Internationally, US is the most important market. It is also the biggest market. That is why when we wanted to open international stores, we started with the US. UK is another market. So far, we have shipped our products right from Alaska till New Zealand and everywhere in between. We are looking at the UK, Singapore and the Middle East at the moment for our expansion. We shall also be exploring more places in the US, rather than being more focused on the East Coast. So maybe in the next round we target the West Coast. I think there is still a lot more that can be done and we’re also looking at expanding into dresses and shirts—a category which actually does well in the US. We can also target Europe as dresses, shirts and trench coats.
F2F: Which product categories are faring well in the domestic and international markets?
Domestically, kurta pants is our bread and butter. Gradually, we have become synonymous with the trench coat. We do only summer trenches as there is constant feedback from the market and the players we work with that Kshitij overlays actually sell very well. From last two years, we have been very successful with summer trenches.

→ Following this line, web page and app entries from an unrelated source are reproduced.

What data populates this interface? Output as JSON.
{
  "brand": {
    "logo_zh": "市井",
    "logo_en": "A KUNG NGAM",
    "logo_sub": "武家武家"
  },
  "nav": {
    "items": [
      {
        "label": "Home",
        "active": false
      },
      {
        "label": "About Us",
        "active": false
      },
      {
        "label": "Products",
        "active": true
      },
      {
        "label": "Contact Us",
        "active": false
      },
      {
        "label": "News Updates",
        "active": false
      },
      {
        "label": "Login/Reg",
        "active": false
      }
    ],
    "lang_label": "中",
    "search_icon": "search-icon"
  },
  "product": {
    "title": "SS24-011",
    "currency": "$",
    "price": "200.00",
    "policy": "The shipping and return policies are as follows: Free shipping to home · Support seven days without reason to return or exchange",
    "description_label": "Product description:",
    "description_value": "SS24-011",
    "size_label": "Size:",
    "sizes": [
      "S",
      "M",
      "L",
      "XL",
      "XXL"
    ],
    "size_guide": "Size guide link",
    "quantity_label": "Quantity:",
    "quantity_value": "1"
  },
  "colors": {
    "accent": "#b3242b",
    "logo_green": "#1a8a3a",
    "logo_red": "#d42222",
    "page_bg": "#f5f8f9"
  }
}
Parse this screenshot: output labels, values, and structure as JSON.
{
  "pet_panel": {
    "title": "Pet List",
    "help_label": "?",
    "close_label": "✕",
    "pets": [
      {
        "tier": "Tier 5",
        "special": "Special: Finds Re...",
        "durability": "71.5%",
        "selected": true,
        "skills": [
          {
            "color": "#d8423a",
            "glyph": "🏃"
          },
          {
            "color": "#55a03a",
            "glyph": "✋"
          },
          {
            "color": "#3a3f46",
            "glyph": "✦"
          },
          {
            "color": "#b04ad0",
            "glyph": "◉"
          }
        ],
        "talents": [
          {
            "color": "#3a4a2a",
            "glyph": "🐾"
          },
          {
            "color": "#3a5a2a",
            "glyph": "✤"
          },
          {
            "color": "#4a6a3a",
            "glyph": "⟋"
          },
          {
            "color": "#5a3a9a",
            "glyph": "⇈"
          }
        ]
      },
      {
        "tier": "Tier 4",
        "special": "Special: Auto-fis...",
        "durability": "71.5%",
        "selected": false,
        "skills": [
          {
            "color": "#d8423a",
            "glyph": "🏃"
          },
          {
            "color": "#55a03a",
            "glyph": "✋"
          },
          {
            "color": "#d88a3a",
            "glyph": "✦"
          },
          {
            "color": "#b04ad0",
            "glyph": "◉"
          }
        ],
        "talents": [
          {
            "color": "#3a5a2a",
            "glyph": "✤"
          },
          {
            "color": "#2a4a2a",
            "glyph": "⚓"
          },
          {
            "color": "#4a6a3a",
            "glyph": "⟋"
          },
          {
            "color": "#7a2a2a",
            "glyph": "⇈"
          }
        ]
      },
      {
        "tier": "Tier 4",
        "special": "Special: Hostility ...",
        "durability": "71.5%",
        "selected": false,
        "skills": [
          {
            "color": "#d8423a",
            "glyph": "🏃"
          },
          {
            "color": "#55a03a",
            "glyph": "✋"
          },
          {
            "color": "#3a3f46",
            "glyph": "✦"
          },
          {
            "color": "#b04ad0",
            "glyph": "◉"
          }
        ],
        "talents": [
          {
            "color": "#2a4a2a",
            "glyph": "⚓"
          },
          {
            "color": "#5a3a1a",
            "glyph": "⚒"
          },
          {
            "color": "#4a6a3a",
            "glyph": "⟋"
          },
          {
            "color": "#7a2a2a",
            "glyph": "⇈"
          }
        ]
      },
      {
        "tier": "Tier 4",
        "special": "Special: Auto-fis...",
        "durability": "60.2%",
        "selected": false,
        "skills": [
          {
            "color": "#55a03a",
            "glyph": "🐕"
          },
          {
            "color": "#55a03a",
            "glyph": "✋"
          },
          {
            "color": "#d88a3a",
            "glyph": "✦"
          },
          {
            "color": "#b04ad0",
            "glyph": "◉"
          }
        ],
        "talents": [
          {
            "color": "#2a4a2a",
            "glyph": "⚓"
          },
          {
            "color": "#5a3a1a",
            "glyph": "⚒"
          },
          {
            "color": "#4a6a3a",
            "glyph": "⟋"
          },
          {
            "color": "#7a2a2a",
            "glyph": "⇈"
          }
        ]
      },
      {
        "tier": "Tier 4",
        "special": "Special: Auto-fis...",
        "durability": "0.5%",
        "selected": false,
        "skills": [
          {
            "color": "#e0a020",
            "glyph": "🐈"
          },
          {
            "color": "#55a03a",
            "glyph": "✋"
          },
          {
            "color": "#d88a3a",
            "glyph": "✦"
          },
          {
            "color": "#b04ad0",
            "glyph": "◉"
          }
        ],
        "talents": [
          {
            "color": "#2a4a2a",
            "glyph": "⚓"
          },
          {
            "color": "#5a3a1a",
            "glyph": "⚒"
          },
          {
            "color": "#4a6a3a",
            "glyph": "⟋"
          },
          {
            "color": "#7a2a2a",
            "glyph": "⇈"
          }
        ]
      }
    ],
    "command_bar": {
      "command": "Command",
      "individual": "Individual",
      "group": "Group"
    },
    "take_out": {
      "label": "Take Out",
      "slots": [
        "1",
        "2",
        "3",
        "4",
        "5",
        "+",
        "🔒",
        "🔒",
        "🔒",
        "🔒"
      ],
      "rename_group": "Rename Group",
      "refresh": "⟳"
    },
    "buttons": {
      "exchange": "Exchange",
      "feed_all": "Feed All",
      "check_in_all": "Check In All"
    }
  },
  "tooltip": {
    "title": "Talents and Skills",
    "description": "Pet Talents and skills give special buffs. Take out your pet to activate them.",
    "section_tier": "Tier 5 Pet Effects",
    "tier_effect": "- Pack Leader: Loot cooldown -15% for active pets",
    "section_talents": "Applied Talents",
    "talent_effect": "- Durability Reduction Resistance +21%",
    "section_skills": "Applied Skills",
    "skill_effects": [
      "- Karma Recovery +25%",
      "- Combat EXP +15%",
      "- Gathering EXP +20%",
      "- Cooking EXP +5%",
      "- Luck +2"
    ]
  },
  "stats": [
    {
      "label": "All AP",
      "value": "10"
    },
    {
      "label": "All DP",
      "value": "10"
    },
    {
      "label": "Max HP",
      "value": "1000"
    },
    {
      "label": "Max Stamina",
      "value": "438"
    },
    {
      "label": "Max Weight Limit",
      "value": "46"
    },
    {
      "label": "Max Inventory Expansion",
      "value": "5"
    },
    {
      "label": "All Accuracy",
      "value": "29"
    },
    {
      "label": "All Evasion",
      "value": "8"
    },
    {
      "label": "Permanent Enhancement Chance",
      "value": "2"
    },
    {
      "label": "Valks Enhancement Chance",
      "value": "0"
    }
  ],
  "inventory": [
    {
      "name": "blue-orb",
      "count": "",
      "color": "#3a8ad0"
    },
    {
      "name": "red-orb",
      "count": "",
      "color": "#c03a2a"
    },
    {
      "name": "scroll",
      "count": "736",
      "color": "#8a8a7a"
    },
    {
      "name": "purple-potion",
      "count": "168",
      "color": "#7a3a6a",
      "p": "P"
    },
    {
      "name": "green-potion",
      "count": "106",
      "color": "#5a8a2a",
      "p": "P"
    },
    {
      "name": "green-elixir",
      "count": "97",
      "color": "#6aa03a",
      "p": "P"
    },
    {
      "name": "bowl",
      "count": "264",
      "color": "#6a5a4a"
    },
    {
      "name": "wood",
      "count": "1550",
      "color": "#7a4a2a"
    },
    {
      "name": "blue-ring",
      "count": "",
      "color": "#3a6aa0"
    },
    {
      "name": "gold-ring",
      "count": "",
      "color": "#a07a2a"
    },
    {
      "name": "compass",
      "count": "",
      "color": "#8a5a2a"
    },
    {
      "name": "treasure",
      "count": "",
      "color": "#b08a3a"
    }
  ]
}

F2F: What are the emerging trends for fall/winter 2022? Which colours, patterns, trims and fabrics are in trend?
We don’t believe in following trends. We don’t study trends because design for me is very personal. It is more about my personal experiences. At the end of the day what I am creating is purely because I love creating it. If I was only doing it for the commercial aspect of it, I would be doing a lot more things which will be easier to make money. I do things purely because I love doing them. Having said that, we have to keep the commercial aspect in mind because you still need money.
F2F: What are your plans with regards to expanding your product offerings? What techniques and crafts do you plan to work with next?
We started womenswear category this year. We are also going to start cocktail category this year. The only category which we will not have in womenswear will be active wear, which goes into a very technical aspect of textiles. I am a textile designer and not a textile engineer, so I might not understand immediately the technical aspect. Simultaneously, we are also focusing on starting menswear, not just the Indian ‘bundi sherwani’ format but also a slightly more Western iteration of menswear. So, it’s going to be a good mix like how womenswear is a mix of Western and Indian silhouettes and iterations. We are going to follow a similar strategy with menswear as well.
In terms of crafts, I want to work with chikan kari, pashminas, jamdanis, patola, etc. At some point, I would also like to work with some international textile crafts like Adiray, which is a beautiful indigo dyeing craft from Africa.